trueFacts's picture

... what is with the "117" drops this week, ... on same day dax, dow, and hngseng (or nikkei i forget) all closed down 117, and today again DAX down 117....

GotNuttin'todo's picture

Ooops! I guess they all got the same memo.

_ConanTheLibertarian_'s picture

Now THAT actually is a plunge.

CHoward's picture

Anyone else feel like we're all circling the drain and being slowly sucked into a huge black void?

dimwitted economist's picture

CHoward Yeah, I do..

i Live in Michigan and in a place that has NEVER Been doing GREAT

No matter what year you were talking about.

NOW Howvever you can SEE the WRITING ON THE WALL:
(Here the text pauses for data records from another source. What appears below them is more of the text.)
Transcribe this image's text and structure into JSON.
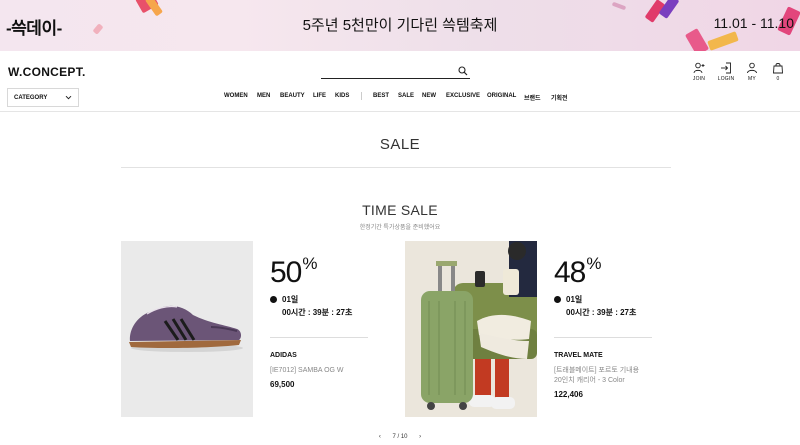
{
  "banner": {
    "logo": "-쓱데이-",
    "headline": "5주년 5천만이 기다린 쓱템축제",
    "dates": "11.01 - 11.10"
  },
  "header": {
    "brand": "W.CONCEPT.",
    "search": {
      "value": "",
      "placeholder": ""
    },
    "utils": [
      {
        "label": "JOIN",
        "icon": "person-plus-icon"
      },
      {
        "label": "LOGIN",
        "icon": "login-icon"
      },
      {
        "label": "MY",
        "icon": "person-icon"
      },
      {
        "label": "0",
        "icon": "shopping-bag-icon"
      }
    ],
    "category_label": "CATEGORY",
    "nav_left": [
      "WOMEN",
      "MEN",
      "BEAUTY",
      "LIFE",
      "KIDS"
    ],
    "nav_right": [
      "BEST",
      "SALE",
      "NEW",
      "EXCLUSIVE",
      "ORIGINAL",
      "브랜드",
      "기획전"
    ]
  },
  "page": {
    "title": "SALE",
    "section_title": "TIME SALE",
    "section_subtitle": "한정기간 특가상품을 준비했어요"
  },
  "products": [
    {
      "discount": "50",
      "pct_sign": "%",
      "days": "01일",
      "hours": "00시간",
      "minutes": "39분",
      "seconds": "27초",
      "brand": "ADIDAS",
      "name_line1": "[IE7012] SAMBA OG W",
      "name_line2": "",
      "price": "69,500"
    },
    {
      "discount": "48",
      "pct_sign": "%",
      "days": "01일",
      "hours": "00시간",
      "minutes": "39분",
      "seconds": "27초",
      "brand": "TRAVEL MATE",
      "name_line1": "[트래블메이트] 포르토 기내용",
      "name_line2": "20인치 캐리어 - 3 Color",
      "price": "122,406"
    }
  ],
  "pager": {
    "prev": "‹",
    "text": "7 / 10",
    "next": "›"
  },
  "colors": {
    "banner_bg": "#f4e6ef",
    "shoe_purple": "#6b5577",
    "suitcase_green": "#8aa467",
    "sofa_green": "#7d8f4a"
  }
}
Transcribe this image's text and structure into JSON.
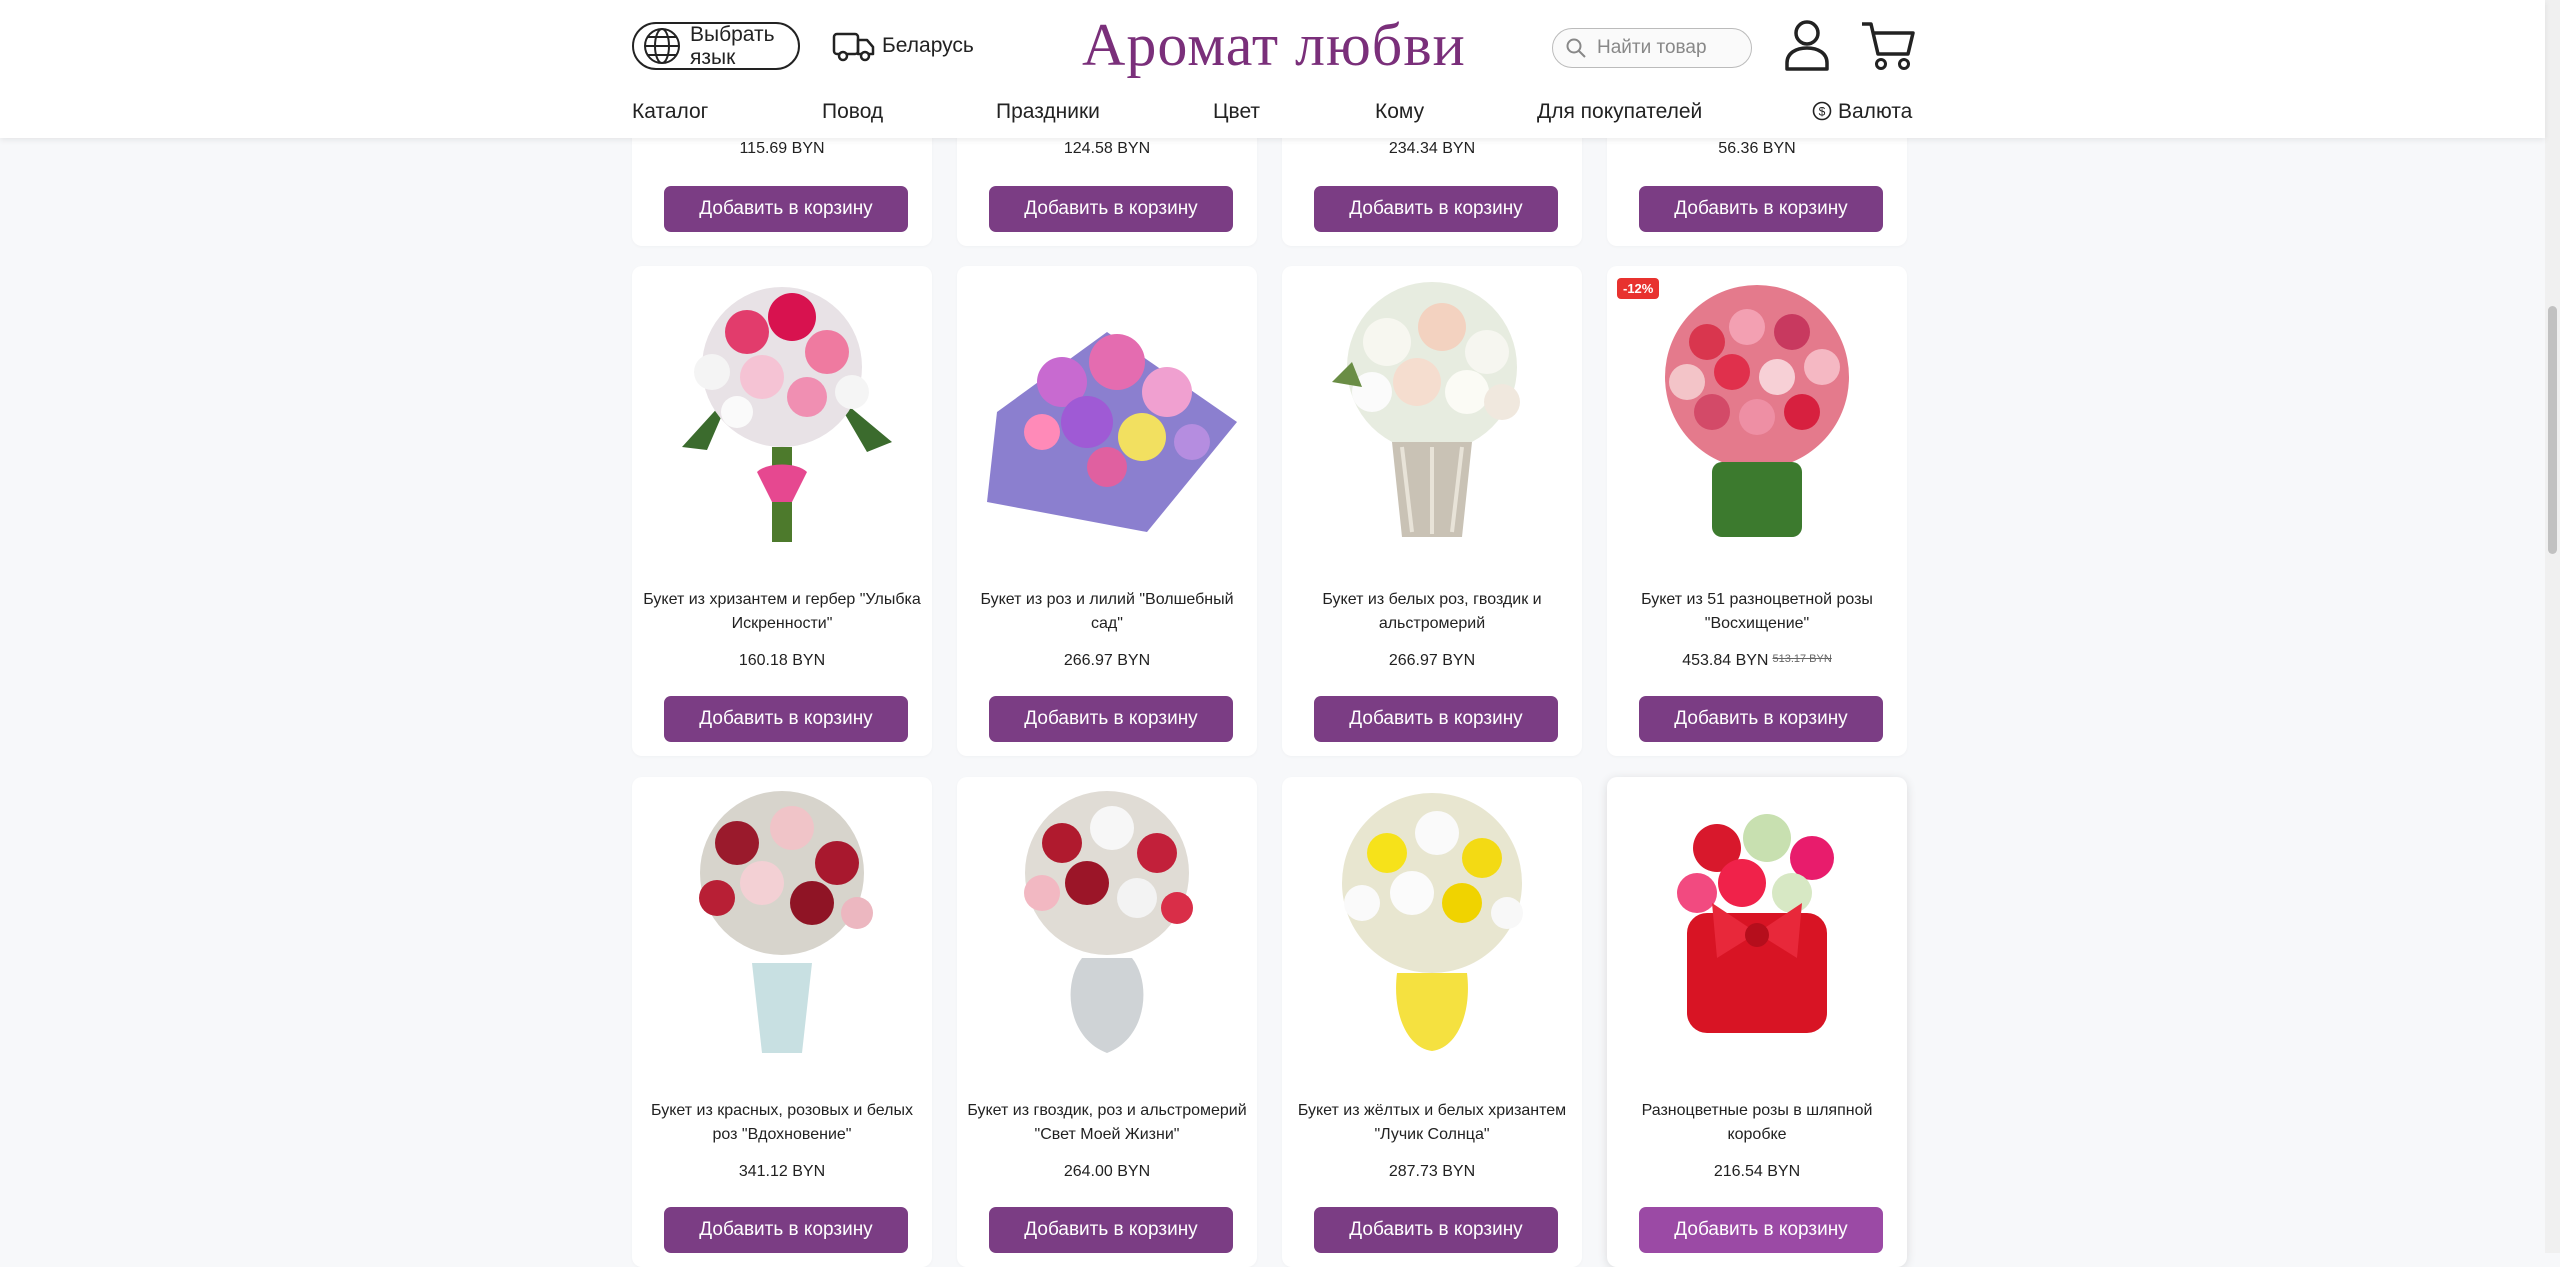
{
  "header": {
    "lang_button": "Выбрать язык",
    "region": "Беларусь",
    "logo": "Аромат любви",
    "search_placeholder": "Найти товар"
  },
  "nav": [
    {
      "label": "Каталог"
    },
    {
      "label": "Повод"
    },
    {
      "label": "Праздники"
    },
    {
      "label": "Цвет"
    },
    {
      "label": "Кому"
    },
    {
      "label": "Для покупателей"
    },
    {
      "label": "Валюта"
    }
  ],
  "add_label": "Добавить в корзину",
  "top_row": [
    {
      "price": "115.69 BYN"
    },
    {
      "price": "124.58 BYN"
    },
    {
      "price": "234.34 BYN"
    },
    {
      "price": "56.36 BYN"
    }
  ],
  "products": [
    {
      "title": "Букет из хризантем и гербер \"Улыбка Искренности\"",
      "price": "160.18 BYN"
    },
    {
      "title": "Букет из роз и лилий \"Волшебный сад\"",
      "price": "266.97 BYN"
    },
    {
      "title": "Букет из белых роз, гвоздик и альстромерий",
      "price": "266.97 BYN"
    },
    {
      "title": "Букет из 51 разноцветной розы \"Восхищение\"",
      "price": "453.84 BYN",
      "old_price": "513.17 BYN",
      "badge": "-12%"
    },
    {
      "title": "Букет из красных, розовых и белых роз \"Вдохновение\"",
      "price": "341.12 BYN"
    },
    {
      "title": "Букет из гвоздик, роз и альстромерий \"Свет Моей Жизни\"",
      "price": "264.00 BYN"
    },
    {
      "title": "Букет из жёлтых и белых хризантем \"Лучик Солнца\"",
      "price": "287.73 BYN"
    },
    {
      "title": "Разноцветные розы в шляпной коробке",
      "price": "216.54 BYN"
    }
  ],
  "colors": {
    "accent": "#7b3d84",
    "logo": "#7a2f7a",
    "badge": "#e8322f"
  }
}
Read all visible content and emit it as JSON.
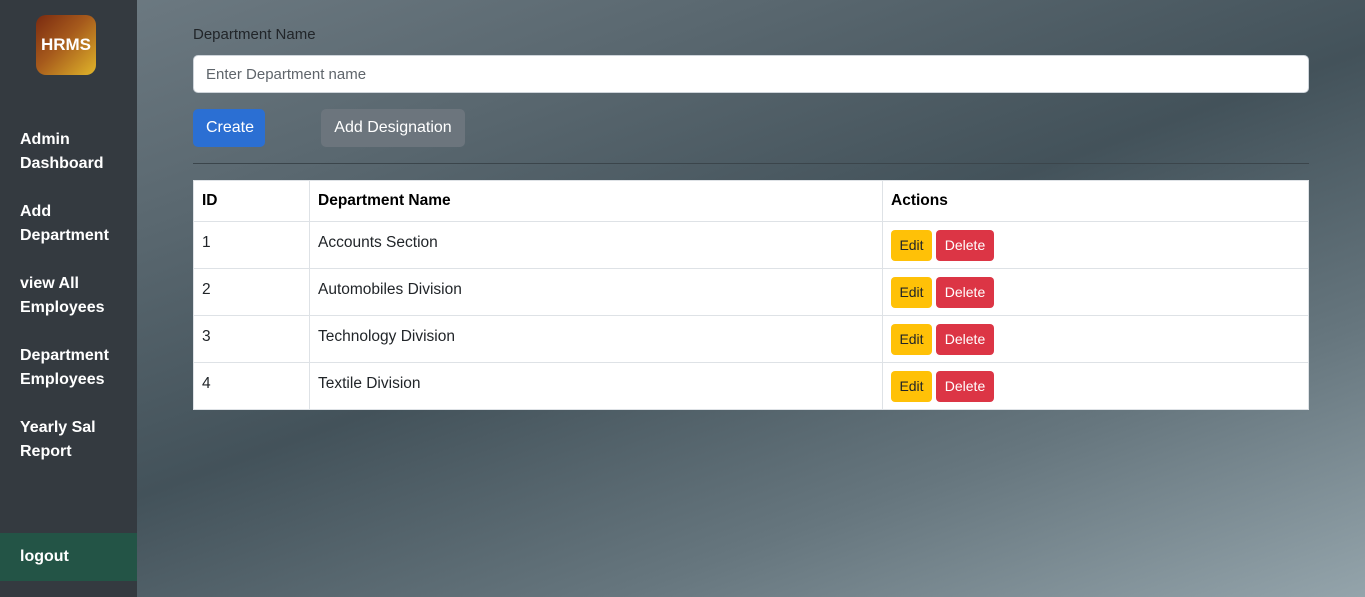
{
  "sidebar": {
    "logo": "HRMS",
    "items": [
      {
        "label": "Admin Dashboard"
      },
      {
        "label": "Add Department"
      },
      {
        "label": "view All Employees"
      },
      {
        "label": "Department Employees"
      },
      {
        "label": "Yearly Sal Report"
      }
    ],
    "logout": "logout"
  },
  "form": {
    "label": "Department Name",
    "placeholder": "Enter Department name",
    "value": "",
    "create_label": "Create",
    "designation_label": "Add Designation"
  },
  "table": {
    "headers": [
      "ID",
      "Department Name",
      "Actions"
    ],
    "rows": [
      {
        "id": "1",
        "name": "Accounts Section"
      },
      {
        "id": "2",
        "name": "Automobiles Division"
      },
      {
        "id": "3",
        "name": "Technology Division"
      },
      {
        "id": "4",
        "name": "Textile Division"
      }
    ],
    "edit_label": "Edit",
    "delete_label": "Delete"
  },
  "colors": {
    "sidebar_bg": "#343a40",
    "logout_bg": "#235446",
    "primary": "#2b6fd3",
    "secondary": "#6c757d",
    "warning": "#ffc107",
    "danger": "#dc3545"
  }
}
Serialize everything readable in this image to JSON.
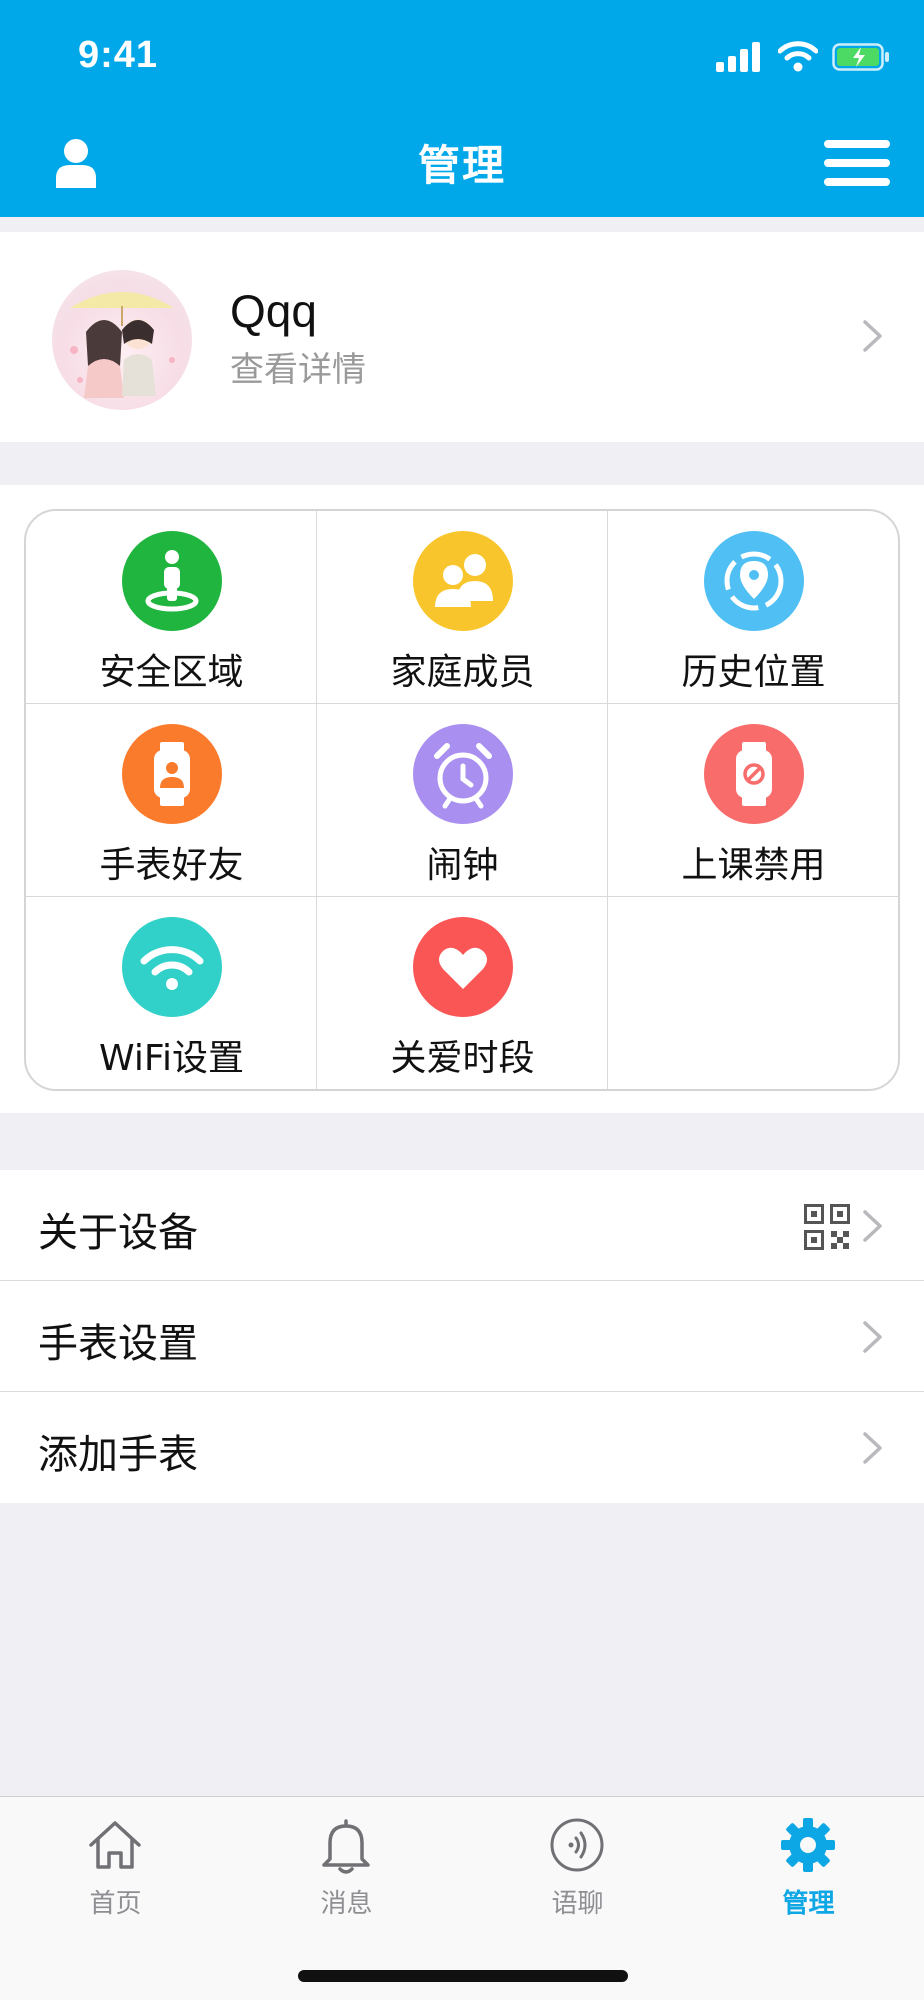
{
  "status_bar": {
    "time": "9:41"
  },
  "nav": {
    "title": "管理",
    "left_icon": "user-icon",
    "right_icon": "menu-icon"
  },
  "profile": {
    "name": "Qqq",
    "subtitle": "查看详情"
  },
  "grid": [
    {
      "label": "安全区域",
      "icon": "safe-zone-icon",
      "color": "#1fb53e"
    },
    {
      "label": "家庭成员",
      "icon": "family-icon",
      "color": "#f8c62c"
    },
    {
      "label": "历史位置",
      "icon": "location-history-icon",
      "color": "#4fbff4"
    },
    {
      "label": "手表好友",
      "icon": "watch-friend-icon",
      "color": "#fb7b2c"
    },
    {
      "label": "闹钟",
      "icon": "alarm-clock-icon",
      "color": "#a98ff0"
    },
    {
      "label": "上课禁用",
      "icon": "class-disable-icon",
      "color": "#f86c6c"
    },
    {
      "label": "WiFi设置",
      "icon": "wifi-settings-icon",
      "color": "#31d1c9"
    },
    {
      "label": "关爱时段",
      "icon": "heart-icon",
      "color": "#fb5656"
    }
  ],
  "list": [
    {
      "label": "关于设备",
      "has_qr": true
    },
    {
      "label": "手表设置",
      "has_qr": false
    },
    {
      "label": "添加手表",
      "has_qr": false
    }
  ],
  "tabbar": [
    {
      "label": "首页",
      "icon": "home-icon",
      "active": false
    },
    {
      "label": "消息",
      "icon": "bell-icon",
      "active": false
    },
    {
      "label": "语聊",
      "icon": "voice-chat-icon",
      "active": false
    },
    {
      "label": "管理",
      "icon": "gear-icon",
      "active": true
    }
  ],
  "colors": {
    "primary": "#00a8ea",
    "active_tab": "#0ea7e6"
  }
}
it says loud and clear for all to see:

We Are NOW Entering the Twilight Zone!

ISEEIT's picture

Just an observation:

I'm getting killed. How? With a severely adverse NZD/USD short 'position'. Bent over and it hurts. Commodity carnage seems to be exceptionally beneficial toward those fictional representations of value, referred to as 'money' which are most closely linked to/affiliated with 'commodity currencies'. The AUD and the NZD are killing it.


I don't know, however I suspect this is a very telling move by 'big' money into a flight toward safety.

The sort of 'safety' that would only be sought by the very most astute (knowledgeable) among us.

ZH has been aggregating 'doom porn' for quite some time.

Some 'time' genuinely appears to have arrived.

If you aren't fucking seriously concerned...(deer in headlights time?) then some "folk's" envy you.

The rest of us see it coming and wish we didn't.

Janet Shalom Bernanke's picture

Nothing to worry about, we are working with the BLS to jigger the way this is calculated.  Once we are done, you will see the green chutes!

Just as we exclude housing, energy, and food prices from our CPI numbers, if we exclude manufacturing activity from our manufacturing survey, the numbers will be better.

Keep the faith in FIAT, because it is all you have left.


starman's picture

We actually manufacture still? 

Janet Shalom Bernanke's picture

we only manufacture e-con reports, we stopped manufacturing "things" back in 2000

Solio's picture

We're #1 in numbers & stuff projected onto a wall of mist!

Sudden Debt's picture

Funny part is that a shitload of stocks, not shares but stocks in warehouses are now being sold off at 90 to 95% discounts.

Companies are taking a beating you can't believe!

Next season for profits is the summer but they are lacking the funds to invest because of this missed season.

So production will be way down through Q1 and 2!

6months of crisis!!

GotNuttin'todo's picture

I wouldn't read too much this PMI report. First of all, WTF knows what the REAL PMI number is. Secondly we have never-ever-never had a ZIRP-NIRP policy (well maybe 2000 years ago when we traded goats for negative-sheep). So it's all BS!

csmith's picture

Is Rahm back from Cuba yet? Everything will be better when he returns.

tokerhead's picture

This isn't the data  your looking for...This isn't the data your looking for...

lester1's picture

It's OK everyone.. Janet Yellen said she does not see a recession in her forecast.

huggy_in_london's picture

"warm weather hurting demand"


stumbLebum's picture
stumbLebum (not verified) Dec 31, 2015 12:57 PM

You can't believe the government's numbers, remember?

If the "real" numbers were published, it'd be in the range of 60-70.